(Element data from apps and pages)
• • • • •
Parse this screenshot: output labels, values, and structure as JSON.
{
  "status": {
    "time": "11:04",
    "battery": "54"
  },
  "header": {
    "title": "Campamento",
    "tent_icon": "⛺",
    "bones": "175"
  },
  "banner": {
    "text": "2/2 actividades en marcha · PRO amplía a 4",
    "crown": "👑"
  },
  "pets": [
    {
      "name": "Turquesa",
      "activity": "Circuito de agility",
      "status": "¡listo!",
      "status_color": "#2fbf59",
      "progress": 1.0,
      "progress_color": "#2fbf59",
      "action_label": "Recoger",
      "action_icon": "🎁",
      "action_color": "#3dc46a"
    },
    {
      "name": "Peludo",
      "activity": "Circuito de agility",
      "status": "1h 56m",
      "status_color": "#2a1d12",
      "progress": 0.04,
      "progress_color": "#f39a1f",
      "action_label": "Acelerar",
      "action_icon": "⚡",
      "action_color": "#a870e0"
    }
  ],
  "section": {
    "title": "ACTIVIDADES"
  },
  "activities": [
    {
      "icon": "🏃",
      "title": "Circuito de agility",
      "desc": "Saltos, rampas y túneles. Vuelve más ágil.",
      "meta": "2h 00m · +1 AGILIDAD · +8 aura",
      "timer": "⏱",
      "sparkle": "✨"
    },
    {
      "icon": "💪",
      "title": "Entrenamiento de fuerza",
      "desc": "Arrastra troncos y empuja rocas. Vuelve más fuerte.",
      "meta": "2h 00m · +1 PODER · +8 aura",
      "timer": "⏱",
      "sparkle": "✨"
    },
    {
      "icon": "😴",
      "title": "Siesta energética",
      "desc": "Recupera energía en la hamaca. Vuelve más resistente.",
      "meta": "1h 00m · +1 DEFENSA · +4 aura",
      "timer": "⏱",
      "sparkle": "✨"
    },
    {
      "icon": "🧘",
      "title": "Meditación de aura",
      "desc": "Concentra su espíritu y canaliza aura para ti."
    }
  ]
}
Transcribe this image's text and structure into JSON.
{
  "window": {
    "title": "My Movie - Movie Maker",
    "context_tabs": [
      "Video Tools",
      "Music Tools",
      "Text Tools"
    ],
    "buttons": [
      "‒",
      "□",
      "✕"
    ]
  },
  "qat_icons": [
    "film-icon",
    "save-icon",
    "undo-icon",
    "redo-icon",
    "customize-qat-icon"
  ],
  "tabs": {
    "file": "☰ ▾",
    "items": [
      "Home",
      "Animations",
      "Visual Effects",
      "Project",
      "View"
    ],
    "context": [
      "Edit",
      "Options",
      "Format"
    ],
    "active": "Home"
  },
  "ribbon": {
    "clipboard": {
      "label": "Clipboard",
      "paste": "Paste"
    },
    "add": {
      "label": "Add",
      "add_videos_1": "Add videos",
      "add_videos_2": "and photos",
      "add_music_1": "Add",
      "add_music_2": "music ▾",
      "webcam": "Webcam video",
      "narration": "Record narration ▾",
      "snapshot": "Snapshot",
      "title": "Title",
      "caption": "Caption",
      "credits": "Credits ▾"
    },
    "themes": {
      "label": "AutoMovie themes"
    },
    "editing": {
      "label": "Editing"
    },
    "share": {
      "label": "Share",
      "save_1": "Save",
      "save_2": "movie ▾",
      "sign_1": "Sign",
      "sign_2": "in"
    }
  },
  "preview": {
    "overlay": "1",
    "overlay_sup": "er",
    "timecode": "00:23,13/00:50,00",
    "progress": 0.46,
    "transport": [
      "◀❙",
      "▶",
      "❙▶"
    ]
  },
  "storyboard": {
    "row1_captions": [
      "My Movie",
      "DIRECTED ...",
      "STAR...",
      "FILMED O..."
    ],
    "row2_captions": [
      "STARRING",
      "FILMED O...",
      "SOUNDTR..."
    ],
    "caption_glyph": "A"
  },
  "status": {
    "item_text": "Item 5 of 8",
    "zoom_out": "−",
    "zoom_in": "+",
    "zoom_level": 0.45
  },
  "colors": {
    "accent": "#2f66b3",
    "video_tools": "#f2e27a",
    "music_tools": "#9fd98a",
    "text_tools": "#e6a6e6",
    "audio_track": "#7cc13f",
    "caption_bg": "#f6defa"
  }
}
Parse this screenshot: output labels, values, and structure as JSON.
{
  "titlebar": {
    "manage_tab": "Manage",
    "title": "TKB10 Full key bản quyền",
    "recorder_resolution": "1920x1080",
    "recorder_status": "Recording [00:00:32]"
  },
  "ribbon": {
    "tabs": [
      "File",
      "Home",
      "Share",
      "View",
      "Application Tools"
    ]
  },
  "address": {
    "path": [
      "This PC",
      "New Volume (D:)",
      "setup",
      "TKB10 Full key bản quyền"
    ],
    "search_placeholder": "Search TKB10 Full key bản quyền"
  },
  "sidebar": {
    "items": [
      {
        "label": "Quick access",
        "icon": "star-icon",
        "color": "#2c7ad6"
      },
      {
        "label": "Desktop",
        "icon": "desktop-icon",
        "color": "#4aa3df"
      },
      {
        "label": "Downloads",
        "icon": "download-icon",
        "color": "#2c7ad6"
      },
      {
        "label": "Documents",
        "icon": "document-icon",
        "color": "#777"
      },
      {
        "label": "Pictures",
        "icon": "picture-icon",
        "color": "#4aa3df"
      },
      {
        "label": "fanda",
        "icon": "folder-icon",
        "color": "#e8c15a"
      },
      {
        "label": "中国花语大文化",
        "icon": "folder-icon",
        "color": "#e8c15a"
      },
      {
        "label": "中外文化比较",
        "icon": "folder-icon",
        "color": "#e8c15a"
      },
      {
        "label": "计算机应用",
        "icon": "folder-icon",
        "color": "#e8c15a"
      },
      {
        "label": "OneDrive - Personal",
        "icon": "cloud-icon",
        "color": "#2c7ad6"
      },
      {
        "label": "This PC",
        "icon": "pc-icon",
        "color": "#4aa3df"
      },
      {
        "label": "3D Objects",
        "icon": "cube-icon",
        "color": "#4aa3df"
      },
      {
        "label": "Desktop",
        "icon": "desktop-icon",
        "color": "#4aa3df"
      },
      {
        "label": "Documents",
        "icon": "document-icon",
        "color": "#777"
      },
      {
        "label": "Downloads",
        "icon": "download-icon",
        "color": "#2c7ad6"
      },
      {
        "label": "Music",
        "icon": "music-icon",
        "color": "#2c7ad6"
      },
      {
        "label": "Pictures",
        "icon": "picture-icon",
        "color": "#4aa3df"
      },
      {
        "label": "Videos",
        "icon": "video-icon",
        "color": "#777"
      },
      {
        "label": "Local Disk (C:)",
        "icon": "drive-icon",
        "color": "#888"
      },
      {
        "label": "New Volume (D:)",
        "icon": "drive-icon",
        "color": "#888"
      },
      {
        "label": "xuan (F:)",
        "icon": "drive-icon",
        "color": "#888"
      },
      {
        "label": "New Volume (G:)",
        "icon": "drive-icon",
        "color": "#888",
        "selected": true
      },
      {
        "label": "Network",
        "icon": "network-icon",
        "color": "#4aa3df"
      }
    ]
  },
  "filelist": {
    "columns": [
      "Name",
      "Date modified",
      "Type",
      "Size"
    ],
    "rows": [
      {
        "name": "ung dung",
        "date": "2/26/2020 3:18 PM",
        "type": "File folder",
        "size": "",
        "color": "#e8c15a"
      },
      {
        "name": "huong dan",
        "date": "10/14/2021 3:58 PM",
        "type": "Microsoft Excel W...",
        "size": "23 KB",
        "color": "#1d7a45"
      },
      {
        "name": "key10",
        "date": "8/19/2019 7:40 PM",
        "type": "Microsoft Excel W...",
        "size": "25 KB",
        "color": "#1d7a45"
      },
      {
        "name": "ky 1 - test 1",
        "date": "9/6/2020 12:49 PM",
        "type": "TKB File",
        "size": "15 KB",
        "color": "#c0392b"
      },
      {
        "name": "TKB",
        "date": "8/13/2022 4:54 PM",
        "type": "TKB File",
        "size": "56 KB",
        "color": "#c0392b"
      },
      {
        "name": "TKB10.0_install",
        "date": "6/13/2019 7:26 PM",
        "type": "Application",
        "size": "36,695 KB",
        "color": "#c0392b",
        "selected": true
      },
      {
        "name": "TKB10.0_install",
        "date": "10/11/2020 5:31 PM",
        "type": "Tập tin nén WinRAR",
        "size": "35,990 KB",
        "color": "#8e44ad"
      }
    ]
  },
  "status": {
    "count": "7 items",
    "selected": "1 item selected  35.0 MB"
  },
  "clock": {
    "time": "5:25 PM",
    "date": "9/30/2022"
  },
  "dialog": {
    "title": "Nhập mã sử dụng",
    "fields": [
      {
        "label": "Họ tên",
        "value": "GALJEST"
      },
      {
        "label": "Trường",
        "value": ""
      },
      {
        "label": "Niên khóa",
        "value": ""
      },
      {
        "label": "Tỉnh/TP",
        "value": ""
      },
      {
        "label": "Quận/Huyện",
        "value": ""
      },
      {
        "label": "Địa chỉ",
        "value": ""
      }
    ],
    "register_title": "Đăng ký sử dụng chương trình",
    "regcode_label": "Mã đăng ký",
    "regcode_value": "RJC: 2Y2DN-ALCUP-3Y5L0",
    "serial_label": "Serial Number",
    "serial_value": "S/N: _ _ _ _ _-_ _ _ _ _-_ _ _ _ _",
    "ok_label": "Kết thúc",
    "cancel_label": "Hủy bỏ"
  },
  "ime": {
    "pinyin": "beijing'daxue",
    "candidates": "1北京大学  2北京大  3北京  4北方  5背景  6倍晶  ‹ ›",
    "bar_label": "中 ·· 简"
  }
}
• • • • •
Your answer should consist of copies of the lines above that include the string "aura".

→ Written answer:
      "meta": "2h 00m · +1 AGILIDAD · +8 aura",
      "meta": "2h 00m · +1 PODER · +8 aura",
      "meta": "1h 00m · +1 DEFENSA · +4 aura",
      "title": "Meditación de aura",
      "desc": "Concentra su espíritu y canaliza aura para ti."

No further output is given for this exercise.